The Chinese government may be about to ease up on its policy of censoring its citizens.

The South China Morning Post reported today that websites considered "politically sensitive," such as Facebook, Twitter and The New York Times, will be unblocked in one area of Shanghai.

The government, according to the report, is lifting the Internet access ban in Shanghai's free-trade zone and is set to accept bids from foreign telecommunications companies for licenses that would allow them to provide Internet services within the special economic zone.

"In order to welcome foreign companies to invest and to let foreigners live and work happily in the free-trade zone, we must think about how we can make them feel like at home," said an unnamed source in the Post report. "If they can't get onto Facebook or read The New York Times, they may naturally wonder how special the free-trade zone is compared with the rest of China."

The report points out that the easing of the ban only pertains to Shanghai's free-trade zone and will not apply to any other part of China.

What's been known as the Great Firewall of China could be crumbling a bit under economic and worldwide pressure.

"It's certainly a start" said Zeus Kerravala, an analyst with ZK Research. "I think this move is initially for foreigners to have access to sites they might want when traveling to China. It is the free-trade zone, so it looks like China is applying that to Internet services as well."

He added that he expects to see China lift its Internet access ban in parts of other cities but that it's likely to be a long, slow process.

Google has had a long and well-publicized battle with the Chinese government for several years.

Early in 2010, Google announced that a major attack launched against its network from China had forced the company to pull its business out of the country. After the attack, which was aimed at exposing the Gmail accounts of Chinese human rights activists, Google reconsidered its willingness to agree to censor search results of users in China.

This article, China may partially unblock Facebook, Twitter, was originally published at Computerworld.com.

Sharon Gaudin covers the Internet and Web 2.0, emerging technologies, and desktop and laptop chips for Computerworld. Follow Sharon on Twitter at @sgaudin, on Google+ or subscribe to Sharon's RSS feed. Her email address is sgaudin@computerworld.com.

See more by Sharon Gaudin on Computerworld.com.

Read more about gov't legislation/regulation in Computerworld's Gov't Legislation/Regulation Topic Center.

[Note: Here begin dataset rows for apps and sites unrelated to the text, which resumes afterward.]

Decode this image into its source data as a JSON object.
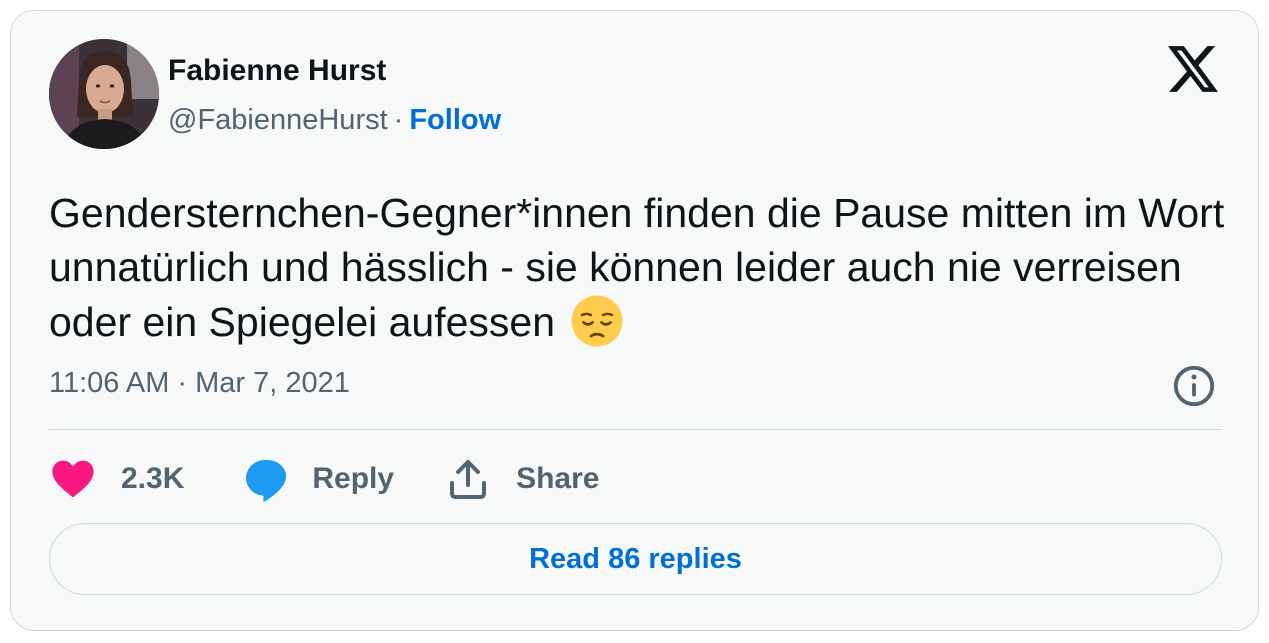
{
  "author": {
    "name": "Fabienne Hurst",
    "handle": "@FabienneHurst",
    "separator": "·",
    "follow_label": "Follow"
  },
  "tweet": {
    "text": "Gendersternchen-Gegner*innen finden die Pause mitten im Wort unnatürlich und hässlich - sie können leider auch nie verreisen oder ein Spiegelei aufessen",
    "emoji": "pensive-face",
    "timestamp": "11:06 AM · Mar 7, 2021"
  },
  "actions": {
    "like_count": "2.3K",
    "reply_label": "Reply",
    "share_label": "Share"
  },
  "read_replies_label": "Read 86 replies",
  "colors": {
    "like": "#f91880",
    "reply": "#1d9bf0",
    "link": "#006fd6",
    "muted": "#536471",
    "text": "#0f1419",
    "border": "#cfd9de"
  },
  "icons": [
    "x-logo-icon",
    "info-icon",
    "heart-icon",
    "speech-bubble-icon",
    "share-icon",
    "pensive-face-emoji"
  ]
}
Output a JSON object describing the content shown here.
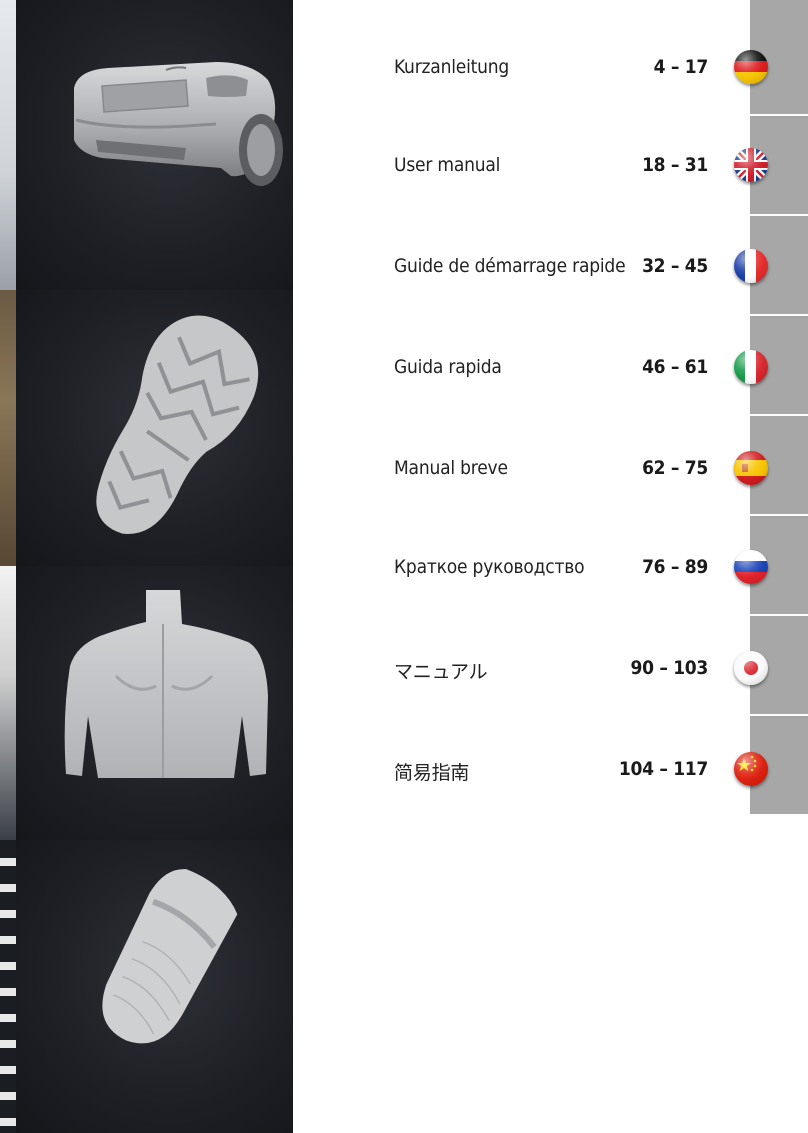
{
  "toc": [
    {
      "title": "Kurzanleitung",
      "pages": "4 – 17",
      "flag": "flag-germany"
    },
    {
      "title": "User manual",
      "pages": "18 – 31",
      "flag": "flag-united-kingdom"
    },
    {
      "title": "Guide de démarrage rapide",
      "pages": "32 – 45",
      "flag": "flag-france"
    },
    {
      "title": "Guida rapida",
      "pages": "46 – 61",
      "flag": "flag-italy"
    },
    {
      "title": "Manual breve",
      "pages": "62 – 75",
      "flag": "flag-spain"
    },
    {
      "title": "Краткое руководство",
      "pages": "76 – 89",
      "flag": "flag-russia"
    },
    {
      "title": "マニュアル",
      "pages": "90 – 103",
      "flag": "flag-japan"
    },
    {
      "title": "简易指南",
      "pages": "104 – 117",
      "flag": "flag-china"
    }
  ],
  "images": [
    {
      "subject": "3d-scan-car-rear"
    },
    {
      "subject": "3d-scan-shoe-sole"
    },
    {
      "subject": "3d-scan-human-back"
    },
    {
      "subject": "3d-scan-finger"
    }
  ],
  "colors": {
    "tab_grey": "#a7a7a7",
    "panel_dark": "#1e2026",
    "scan_grey": "#c9cacc"
  }
}
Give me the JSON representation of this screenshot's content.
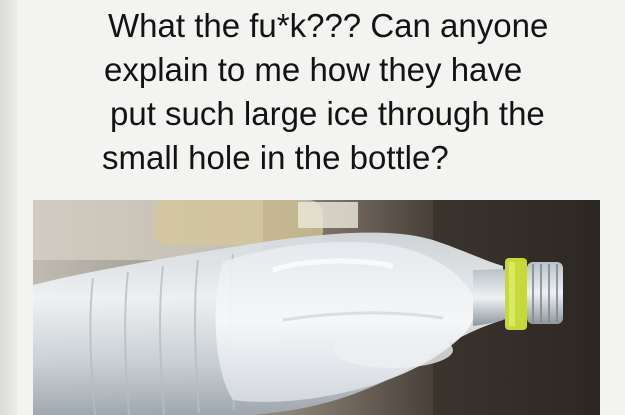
{
  "post": {
    "caption_lines": [
      "What the fu*k???  Can anyone",
      "explain to me how they have",
      "put such large ice through the",
      "small hole in the bottle?"
    ]
  },
  "photo": {
    "subject": "water-bottle-with-ice",
    "colors": {
      "cap_ring": "#c6d93a",
      "ice": "#e9ecef",
      "background": "#3b3531"
    }
  }
}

Join the newsletter!

Or

Sign up to gain exclusive access to email subscriptions, event invitations, competitions, giveaways, and much more.

Membership is free, and your security and privacy remain protected. View our privacy policy before signing up.

Error: Please check your email address.
Show Comments

Latest Videos

Conversations over a cuppa with CMO: Microsoft's Pip Arthur

​In this latest episode of our conversations over a cuppa with CMO, we catch up with the delightful Pip Arthur, Microsoft Australia's chief marketing officer and communications director, to talk about thinking differently, delivering on B2B connection in the crisis, brand purpose and marketing transformation.

More Videos

Great content and well explained. Everything you need to know about Digital Design, this article has got you covered. You may also check ...

Ryota Miyagi

Why the art of human-centred design has become a vital CX tool

Read more

Interested in virtual events? If you are looking for an amazing virtual booth, this is definitely worth checking https://virtualbooth.ad...

Cecille Pabon

Report: Covid effect sees digital events on the rise long-term

Read more

Thank you so much for sharing such an informative article. It’s really impressive.Click Here & Create Status and share with family

Sanwataram

Predictions: 14 digital marketing predictions for 2021

Read more

Nice!https://www.live-radio-onli...

OmiljeniRadio RadioStanice Uzi

Google+ and Blogger cozy up with new comment system

Read more

Awesome and well written article. The examples and elements are good and valuable for all brand identity designs. Speaking of awesome, ch...

Ryota Miyagi

Why customer trust is more vital to brand survival than it's ever been

Read more

Blog Posts

A Brand for social justice

In 2020, brands did something they’d never done before: They spoke up about race.

Dipanjan Chatterjee and Xiaofeng Wang

VP and principal analyst and senior analyst, Forrester

Determining our Humanity

‘Business as unusual’ is a term my organisation has adopted to describe the professional aftermath of COVID-19 and the rest of the tragic events this year. Social distancing, perspex screens at counters and masks in all manner of situations have introduced us to a world we were never familiar with. But, as we keep being reminded, this is the new normal. This is the world we created. Yet we also have the opportunity to create something else.

Katja Forbes

Managing director of Designit, Australia and New Zealand

Should your business go back to the future?

In times of uncertainty, people gravitate towards the familiar. How can businesses capitalise on this to overcome the recessionary conditions brought on by COVID? Craig Flanders explains.

Craig Flanders

CEO, Spinach

Sign in